## HOW TO COMPLETE THIS TASK
Print out every line of the material exactly. Include no pictures.

## INFORMATION GIVEN
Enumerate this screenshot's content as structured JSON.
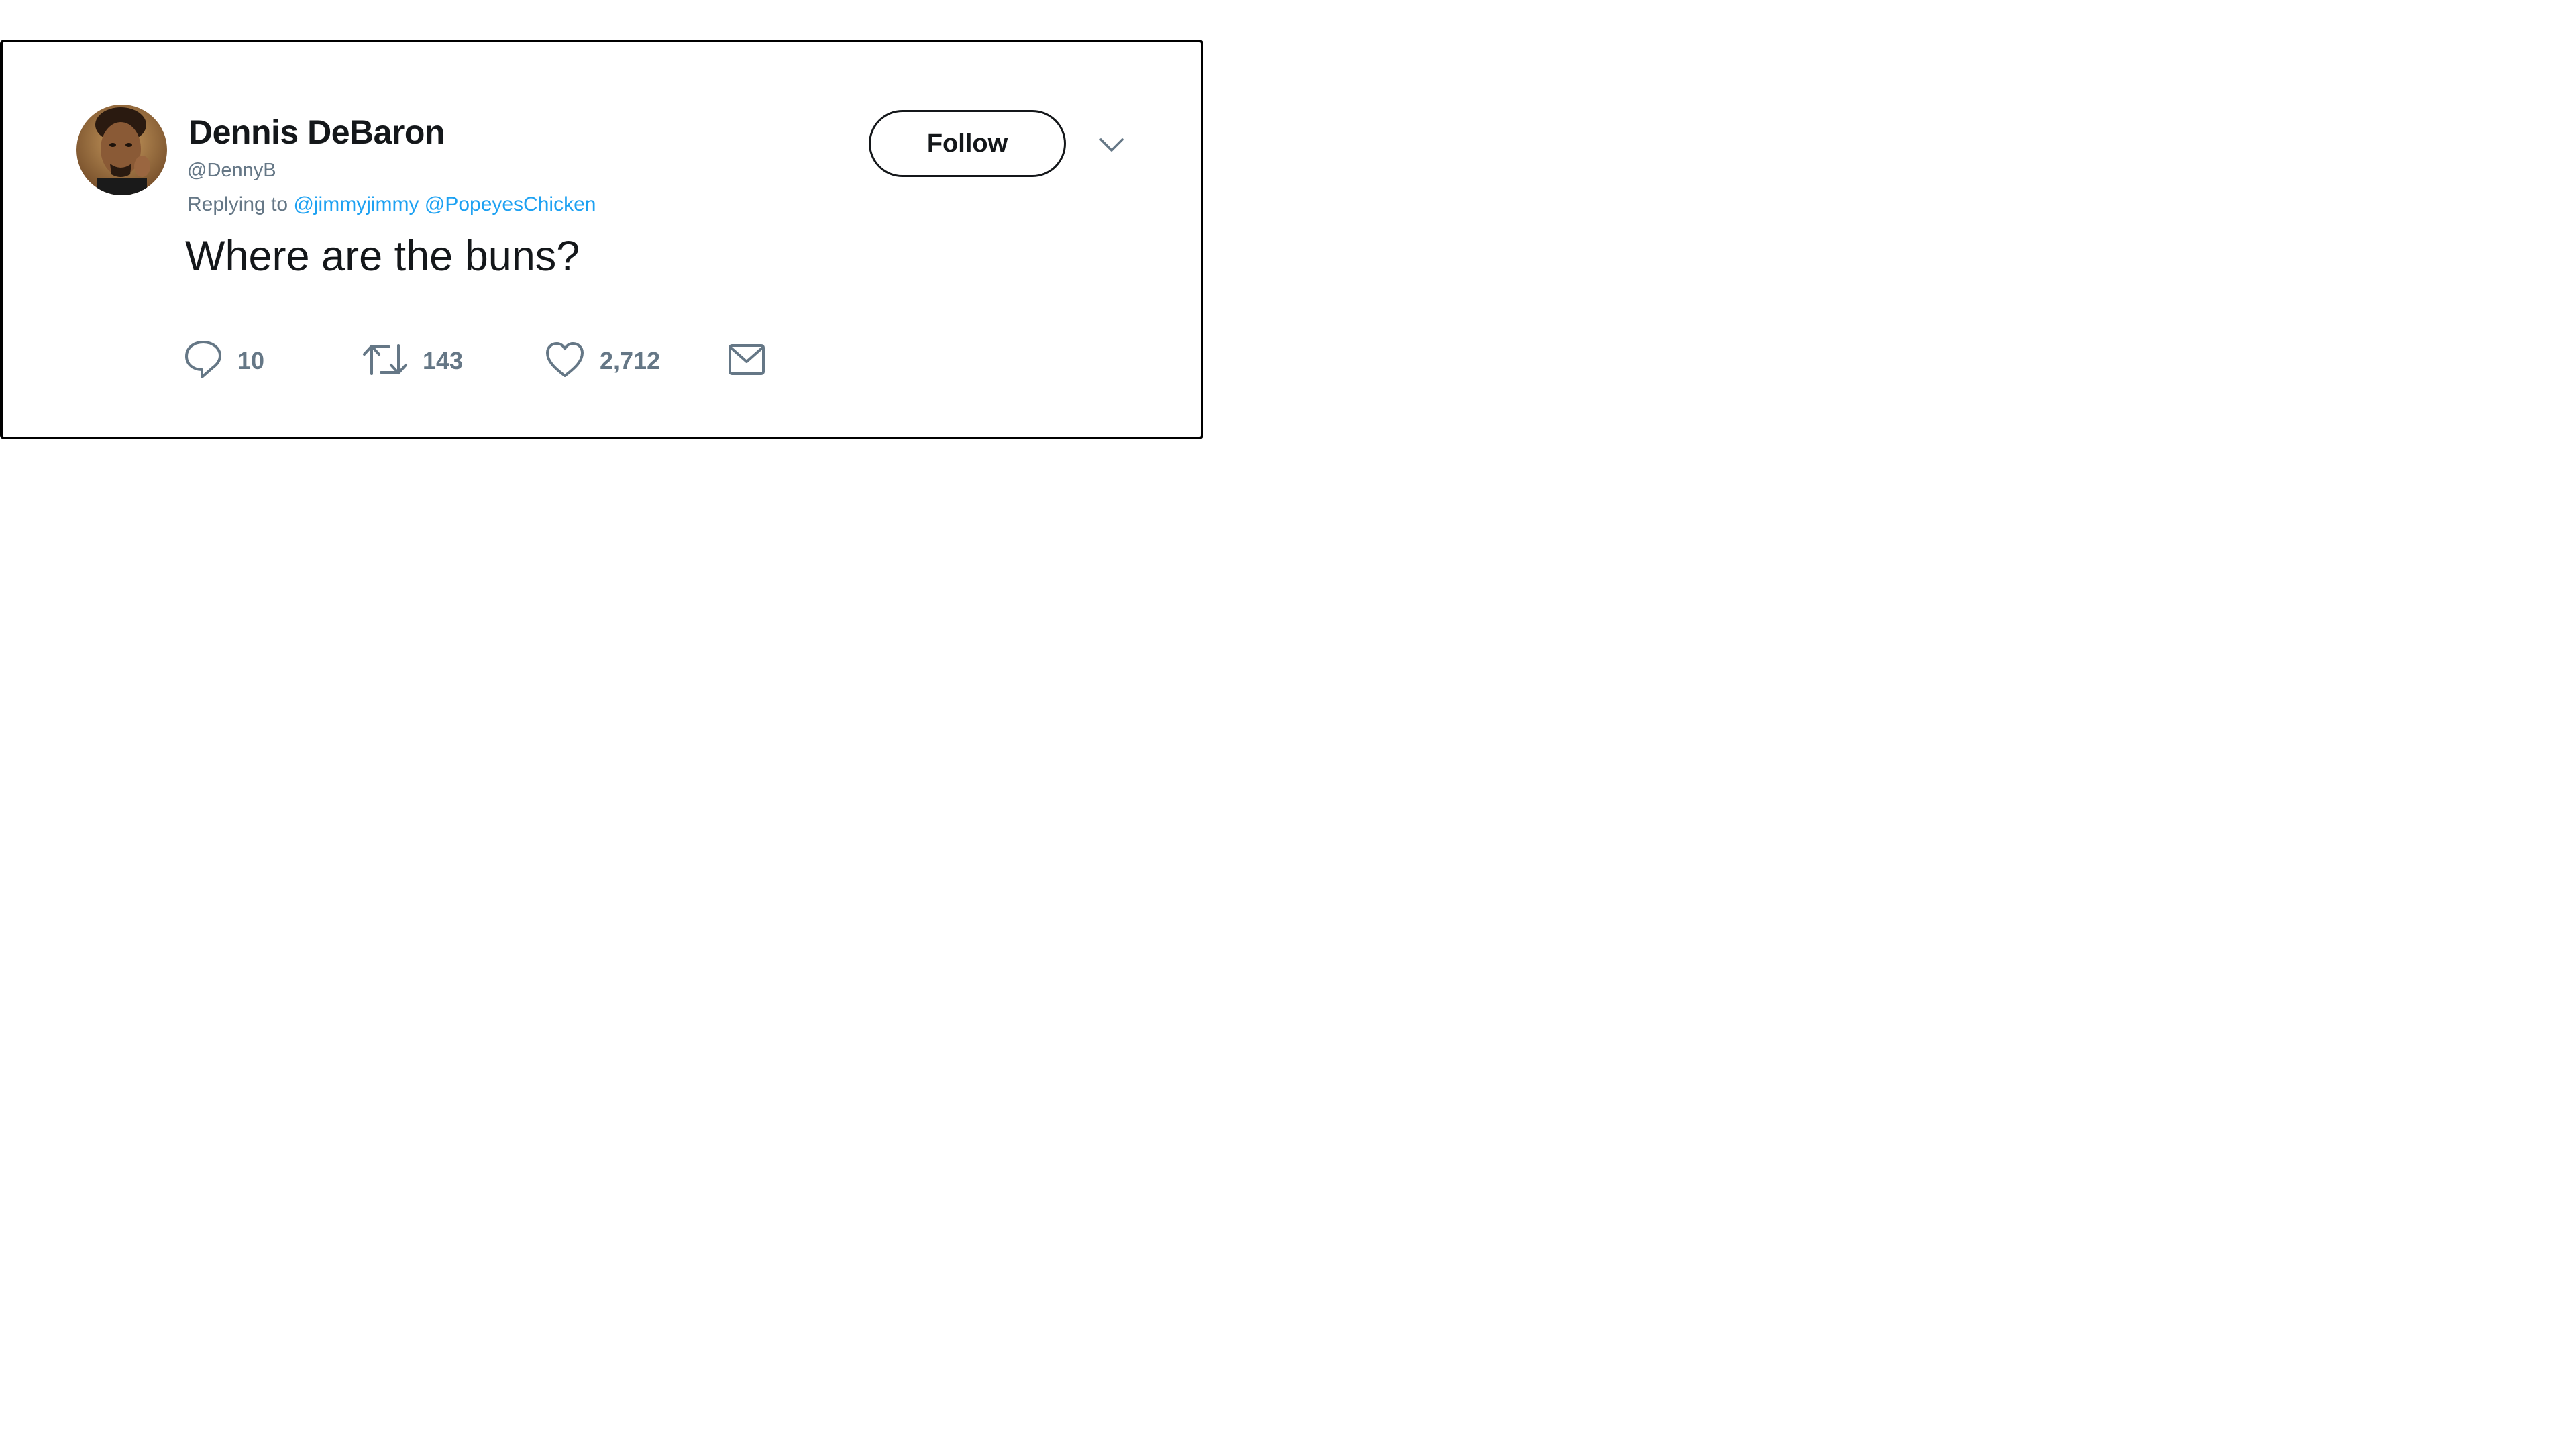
{
  "tweet": {
    "author": {
      "display_name": "Dennis DeBaron",
      "handle": "@DennyB"
    },
    "reply_context": {
      "prefix": "Replying to",
      "mentions": [
        "@jimmyjimmy",
        "@PopeyesChicken"
      ]
    },
    "text": "Where are the buns?",
    "follow_label": "Follow",
    "actions": {
      "replies": "10",
      "retweets": "143",
      "likes": "2,712"
    },
    "icons": [
      "avatar",
      "chevron-down-icon",
      "reply-icon",
      "retweet-icon",
      "like-icon",
      "message-icon"
    ],
    "colors": {
      "text": "#14171a",
      "muted": "#657786",
      "link": "#1da1f2",
      "border": "#000000"
    }
  }
}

## TASK SOLUTION
Enumerate this screenshot's content as structured JSON.
{
  "tweet": {
    "author": {
      "display_name": "Dennis DeBaron",
      "handle": "@DennyB"
    },
    "reply_context": {
      "prefix": "Replying to",
      "mentions": [
        "@jimmyjimmy",
        "@PopeyesChicken"
      ]
    },
    "text": "Where are the buns?",
    "follow_label": "Follow",
    "actions": {
      "replies": "10",
      "retweets": "143",
      "likes": "2,712"
    },
    "icons": [
      "avatar",
      "chevron-down-icon",
      "reply-icon",
      "retweet-icon",
      "like-icon",
      "message-icon"
    ],
    "colors": {
      "text": "#14171a",
      "muted": "#657786",
      "link": "#1da1f2",
      "border": "#000000"
    }
  }
}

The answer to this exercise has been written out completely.